I met a new friend, Ross, at the Colorado Christian Writer’s Conference. I can call him a friend because he shared his current writing with me—the first chapter of his new novel. Writers won’t typically do this unless we feel safe. To share our work means we have to be vulnerable and brave. What will he or she do with my words in their hands?
Ross gave me a copy of one of his books, Squire & Daniel, A story about losing your best friend. The moment I saw the two donkeys on the cover, it reminded me of my Siberian Husky, Hanah. Hanah, was in love with our neighbor’s donkey. When we took our morning walks, she would swaddle her cute little self over to see her donkey friend—I think that’s how she got her nickname, Siberian Hussy. She would greet him at the fence and they would touch noses as if to kiss. Hanah was in love. When we moved from our Franktown home she had to leave her beloved donkey.
Ross’ book was inspired by the loss of someone dear to him. At first, I had a difficult time turning the pages. My heart was saddened thinking of Hanah and losing her. I pushed through and continued to read. A good book tugs at the heart strings. As I leaned into sorrow, the story showed me something more powerful than loss. Just above the horizon of grief, emerged radiance of happy memories of that silly little dog. Days with Hanah that warmed my heart, outweighed losing her. And my heart smiled.
I love being around authors, good books, and inspiration.This morning Ross’ book reminds me of the Alfred Lord Tennyson Poem in Memoriam: 27, 1850:
I hold it true, whate’er befall;

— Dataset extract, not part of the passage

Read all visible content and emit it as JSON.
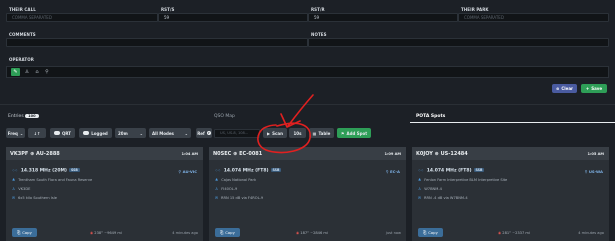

I feel it, when I sorrow most;
‘Tis better to have loved and lost
Than never to have loved at all.
Thank you, raw spoon for reminding me of this.